Problem
Could you repeat every record exactly as it appears?
*** Source material ***
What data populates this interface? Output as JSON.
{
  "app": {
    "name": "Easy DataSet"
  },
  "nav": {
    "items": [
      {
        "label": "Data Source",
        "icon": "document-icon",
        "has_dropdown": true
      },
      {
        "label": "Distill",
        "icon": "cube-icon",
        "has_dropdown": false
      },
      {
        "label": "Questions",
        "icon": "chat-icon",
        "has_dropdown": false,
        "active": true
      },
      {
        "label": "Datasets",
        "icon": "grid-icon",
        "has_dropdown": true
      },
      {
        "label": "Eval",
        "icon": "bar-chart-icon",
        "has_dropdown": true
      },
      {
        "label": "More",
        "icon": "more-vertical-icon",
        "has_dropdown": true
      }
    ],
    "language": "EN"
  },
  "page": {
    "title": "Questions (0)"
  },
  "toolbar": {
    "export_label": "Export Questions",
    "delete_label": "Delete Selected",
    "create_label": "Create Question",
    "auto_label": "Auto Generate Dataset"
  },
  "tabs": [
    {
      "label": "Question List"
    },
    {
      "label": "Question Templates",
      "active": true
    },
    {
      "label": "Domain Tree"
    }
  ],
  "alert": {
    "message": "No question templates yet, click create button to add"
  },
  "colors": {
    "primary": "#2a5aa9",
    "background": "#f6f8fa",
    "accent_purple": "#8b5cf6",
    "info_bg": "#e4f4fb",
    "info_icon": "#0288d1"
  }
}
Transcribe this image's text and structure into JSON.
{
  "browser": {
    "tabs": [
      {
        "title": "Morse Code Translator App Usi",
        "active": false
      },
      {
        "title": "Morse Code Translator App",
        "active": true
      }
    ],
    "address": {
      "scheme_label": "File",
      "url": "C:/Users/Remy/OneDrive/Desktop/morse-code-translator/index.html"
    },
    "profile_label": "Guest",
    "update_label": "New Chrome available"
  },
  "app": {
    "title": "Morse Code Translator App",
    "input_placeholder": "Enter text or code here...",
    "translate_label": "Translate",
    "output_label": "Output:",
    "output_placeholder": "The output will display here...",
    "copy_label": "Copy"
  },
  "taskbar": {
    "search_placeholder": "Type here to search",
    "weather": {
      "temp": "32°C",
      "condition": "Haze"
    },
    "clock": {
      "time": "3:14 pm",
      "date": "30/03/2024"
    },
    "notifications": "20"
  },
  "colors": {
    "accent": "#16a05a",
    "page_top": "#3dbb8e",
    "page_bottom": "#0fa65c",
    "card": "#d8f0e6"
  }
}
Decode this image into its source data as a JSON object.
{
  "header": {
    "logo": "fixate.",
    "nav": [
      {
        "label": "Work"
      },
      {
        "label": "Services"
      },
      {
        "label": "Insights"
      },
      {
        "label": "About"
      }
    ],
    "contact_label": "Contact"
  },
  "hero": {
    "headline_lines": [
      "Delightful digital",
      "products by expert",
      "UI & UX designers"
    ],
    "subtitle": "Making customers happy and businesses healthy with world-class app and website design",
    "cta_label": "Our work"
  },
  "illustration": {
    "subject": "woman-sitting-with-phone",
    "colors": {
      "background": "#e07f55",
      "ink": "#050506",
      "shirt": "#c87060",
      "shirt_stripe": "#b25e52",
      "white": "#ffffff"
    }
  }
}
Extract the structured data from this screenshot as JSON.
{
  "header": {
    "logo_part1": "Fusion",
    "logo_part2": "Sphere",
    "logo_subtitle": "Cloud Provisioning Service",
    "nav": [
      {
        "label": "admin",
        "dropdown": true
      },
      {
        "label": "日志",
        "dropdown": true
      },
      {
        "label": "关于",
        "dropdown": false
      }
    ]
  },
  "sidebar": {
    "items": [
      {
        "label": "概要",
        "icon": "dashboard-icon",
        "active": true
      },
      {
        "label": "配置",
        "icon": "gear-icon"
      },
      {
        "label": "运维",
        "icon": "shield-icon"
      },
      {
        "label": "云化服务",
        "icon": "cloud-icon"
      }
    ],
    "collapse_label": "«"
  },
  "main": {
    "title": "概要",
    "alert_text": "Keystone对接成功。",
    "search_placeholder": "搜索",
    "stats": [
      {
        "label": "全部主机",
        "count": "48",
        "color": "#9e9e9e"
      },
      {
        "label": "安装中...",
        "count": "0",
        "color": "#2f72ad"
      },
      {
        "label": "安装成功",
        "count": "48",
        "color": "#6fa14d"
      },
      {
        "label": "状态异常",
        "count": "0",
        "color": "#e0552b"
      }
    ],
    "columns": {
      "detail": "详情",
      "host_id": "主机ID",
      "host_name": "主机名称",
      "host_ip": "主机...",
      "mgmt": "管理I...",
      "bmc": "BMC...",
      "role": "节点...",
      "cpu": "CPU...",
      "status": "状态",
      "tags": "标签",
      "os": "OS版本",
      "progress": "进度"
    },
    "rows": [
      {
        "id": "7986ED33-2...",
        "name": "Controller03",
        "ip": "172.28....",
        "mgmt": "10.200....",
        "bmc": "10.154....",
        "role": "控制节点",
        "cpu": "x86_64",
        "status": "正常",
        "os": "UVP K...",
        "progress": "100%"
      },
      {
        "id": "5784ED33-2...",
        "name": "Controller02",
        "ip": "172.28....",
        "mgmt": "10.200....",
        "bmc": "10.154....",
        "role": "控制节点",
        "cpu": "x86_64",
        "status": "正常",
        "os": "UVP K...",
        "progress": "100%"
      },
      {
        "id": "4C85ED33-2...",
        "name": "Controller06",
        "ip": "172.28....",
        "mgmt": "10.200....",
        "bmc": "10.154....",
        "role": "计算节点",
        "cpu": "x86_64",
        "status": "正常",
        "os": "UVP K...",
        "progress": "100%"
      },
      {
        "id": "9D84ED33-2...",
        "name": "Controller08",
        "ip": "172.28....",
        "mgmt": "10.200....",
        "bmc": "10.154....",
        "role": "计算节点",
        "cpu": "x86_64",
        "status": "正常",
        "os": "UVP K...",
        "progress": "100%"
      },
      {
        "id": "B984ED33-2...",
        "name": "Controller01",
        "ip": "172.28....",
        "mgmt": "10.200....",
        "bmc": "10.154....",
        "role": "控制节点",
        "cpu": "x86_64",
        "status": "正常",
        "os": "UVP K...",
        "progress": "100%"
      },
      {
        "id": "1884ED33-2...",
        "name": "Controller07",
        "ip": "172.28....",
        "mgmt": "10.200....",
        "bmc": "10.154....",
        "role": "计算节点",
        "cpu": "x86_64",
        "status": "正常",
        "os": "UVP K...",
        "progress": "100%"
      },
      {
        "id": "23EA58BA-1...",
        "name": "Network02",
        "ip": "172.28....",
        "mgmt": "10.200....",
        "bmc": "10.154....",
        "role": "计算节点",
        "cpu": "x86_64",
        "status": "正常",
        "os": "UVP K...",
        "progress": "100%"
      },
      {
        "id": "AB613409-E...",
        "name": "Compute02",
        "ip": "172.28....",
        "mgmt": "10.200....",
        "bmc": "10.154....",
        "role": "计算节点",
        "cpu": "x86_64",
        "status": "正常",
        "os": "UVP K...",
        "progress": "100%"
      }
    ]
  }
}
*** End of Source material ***
Exercise answer
What data populates this interface? Output as JSON.
{
  "app": {
    "name": "Easy DataSet"
  },
  "nav": {
    "items": [
      {
        "label": "Data Source",
        "icon": "document-icon",
        "has_dropdown": true
      },
      {
        "label": "Distill",
        "icon": "cube-icon",
        "has_dropdown": false
      },
      {
        "label": "Questions",
        "icon": "chat-icon",
        "has_dropdown": false,
        "active": true
      },
      {
        "label": "Datasets",
        "icon": "grid-icon",
        "has_dropdown": true
      },
      {
        "label": "Eval",
        "icon": "bar-chart-icon",
        "has_dropdown": true
      },
      {
        "label": "More",
        "icon": "more-vertical-icon",
        "has_dropdown": true
      }
    ],
    "language": "EN"
  },
  "page": {
    "title": "Questions (0)"
  },
  "toolbar": {
    "export_label": "Export Questions",
    "delete_label": "Delete Selected",
    "create_label": "Create Question",
    "auto_label": "Auto Generate Dataset"
  },
  "tabs": [
    {
      "label": "Question List"
    },
    {
      "label": "Question Templates",
      "active": true
    },
    {
      "label": "Domain Tree"
    }
  ],
  "alert": {
    "message": "No question templates yet, click create button to add"
  },
  "colors": {
    "primary": "#2a5aa9",
    "background": "#f6f8fa",
    "accent_purple": "#8b5cf6",
    "info_bg": "#e4f4fb",
    "info_icon": "#0288d1"
  }
}
Transcribe this image's text and structure into JSON.
{
  "browser": {
    "tabs": [
      {
        "title": "Morse Code Translator App Usi",
        "active": false
      },
      {
        "title": "Morse Code Translator App",
        "active": true
      }
    ],
    "address": {
      "scheme_label": "File",
      "url": "C:/Users/Remy/OneDrive/Desktop/morse-code-translator/index.html"
    },
    "profile_label": "Guest",
    "update_label": "New Chrome available"
  },
  "app": {
    "title": "Morse Code Translator App",
    "input_placeholder": "Enter text or code here...",
    "translate_label": "Translate",
    "output_label": "Output:",
    "output_placeholder": "The output will display here...",
    "copy_label": "Copy"
  },
  "taskbar": {
    "search_placeholder": "Type here to search",
    "weather": {
      "temp": "32°C",
      "condition": "Haze"
    },
    "clock": {
      "time": "3:14 pm",
      "date": "30/03/2024"
    },
    "notifications": "20"
  },
  "colors": {
    "accent": "#16a05a",
    "page_top": "#3dbb8e",
    "page_bottom": "#0fa65c",
    "card": "#d8f0e6"
  }
}
Decode this image into its source data as a JSON object.
{
  "header": {
    "logo": "fixate.",
    "nav": [
      {
        "label": "Work"
      },
      {
        "label": "Services"
      },
      {
        "label": "Insights"
      },
      {
        "label": "About"
      }
    ],
    "contact_label": "Contact"
  },
  "hero": {
    "headline_lines": [
      "Delightful digital",
      "products by expert",
      "UI & UX designers"
    ],
    "subtitle": "Making customers happy and businesses healthy with world-class app and website design",
    "cta_label": "Our work"
  },
  "illustration": {
    "subject": "woman-sitting-with-phone",
    "colors": {
      "background": "#e07f55",
      "ink": "#050506",
      "shirt": "#c87060",
      "shirt_stripe": "#b25e52",
      "white": "#ffffff"
    }
  }
}
Extract the structured data from this screenshot as JSON.
{
  "header": {
    "logo_part1": "Fusion",
    "logo_part2": "Sphere",
    "logo_subtitle": "Cloud Provisioning Service",
    "nav": [
      {
        "label": "admin",
        "dropdown": true
      },
      {
        "label": "日志",
        "dropdown": true
      },
      {
        "label": "关于",
        "dropdown": false
      }
    ]
  },
  "sidebar": {
    "items": [
      {
        "label": "概要",
        "icon": "dashboard-icon",
        "active": true
      },
      {
        "label": "配置",
        "icon": "gear-icon"
      },
      {
        "label": "运维",
        "icon": "shield-icon"
      },
      {
        "label": "云化服务",
        "icon": "cloud-icon"
      }
    ],
    "collapse_label": "«"
  },
  "main": {
    "title": "概要",
    "alert_text": "Keystone对接成功。",
    "search_placeholder": "搜索",
    "stats": [
      {
        "label": "全部主机",
        "count": "48",
        "color": "#9e9e9e"
      },
      {
        "label": "安装中...",
        "count": "0",
        "color": "#2f72ad"
      },
      {
        "label": "安装成功",
        "count": "48",
        "color": "#6fa14d"
      },
      {
        "label": "状态异常",
        "count": "0",
        "color": "#e0552b"
      }
    ],
    "columns": {
      "detail": "详情",
      "host_id": "主机ID",
      "host_name": "主机名称",
      "host_ip": "主机...",
      "mgmt": "管理I...",
      "bmc": "BMC...",
      "role": "节点...",
      "cpu": "CPU...",
      "status": "状态",
      "tags": "标签",
      "os": "OS版本",
      "progress": "进度"
    },
    "rows": [
      {
        "id": "7986ED33-2...",
        "name": "Controller03",
        "ip": "172.28....",
        "mgmt": "10.200....",
        "bmc": "10.154....",
        "role": "控制节点",
        "cpu": "x86_64",
        "status": "正常",
        "os": "UVP K...",
        "progress": "100%"
      },
      {
        "id": "5784ED33-2...",
        "name": "Controller02",
        "ip": "172.28....",
        "mgmt": "10.200....",
        "bmc": "10.154....",
        "role": "控制节点",
        "cpu": "x86_64",
        "status": "正常",
        "os": "UVP K...",
        "progress": "100%"
      },
      {
        "id": "4C85ED33-2...",
        "name": "Controller06",
        "ip": "172.28....",
        "mgmt": "10.200....",
        "bmc": "10.154....",
        "role": "计算节点",
        "cpu": "x86_64",
        "status": "正常",
        "os": "UVP K...",
        "progress": "100%"
      },
      {
        "id": "9D84ED33-2...",
        "name": "Controller08",
        "ip": "172.28....",
        "mgmt": "10.200....",
        "bmc": "10.154....",
        "role": "计算节点",
        "cpu": "x86_64",
        "status": "正常",
        "os": "UVP K...",
        "progress": "100%"
      },
      {
        "id": "B984ED33-2...",
        "name": "Controller01",
        "ip": "172.28....",
        "mgmt": "10.200....",
        "bmc": "10.154....",
        "role": "控制节点",
        "cpu": "x86_64",
        "status": "正常",
        "os": "UVP K...",
        "progress": "100%"
      },
      {
        "id": "1884ED33-2...",
        "name": "Controller07",
        "ip": "172.28....",
        "mgmt": "10.200....",
        "bmc": "10.154....",
        "role": "计算节点",
        "cpu": "x86_64",
        "status": "正常",
        "os": "UVP K...",
        "progress": "100%"
      },
      {
        "id": "23EA58BA-1...",
        "name": "Network02",
        "ip": "172.28....",
        "mgmt": "10.200....",
        "bmc": "10.154....",
        "role": "计算节点",
        "cpu": "x86_64",
        "status": "正常",
        "os": "UVP K...",
        "progress": "100%"
      },
      {
        "id": "AB613409-E...",
        "name": "Compute02",
        "ip": "172.28....",
        "mgmt": "10.200....",
        "bmc": "10.154....",
        "role": "计算节点",
        "cpu": "x86_64",
        "status": "正常",
        "os": "UVP K...",
        "progress": "100%"
      }
    ]
  }
}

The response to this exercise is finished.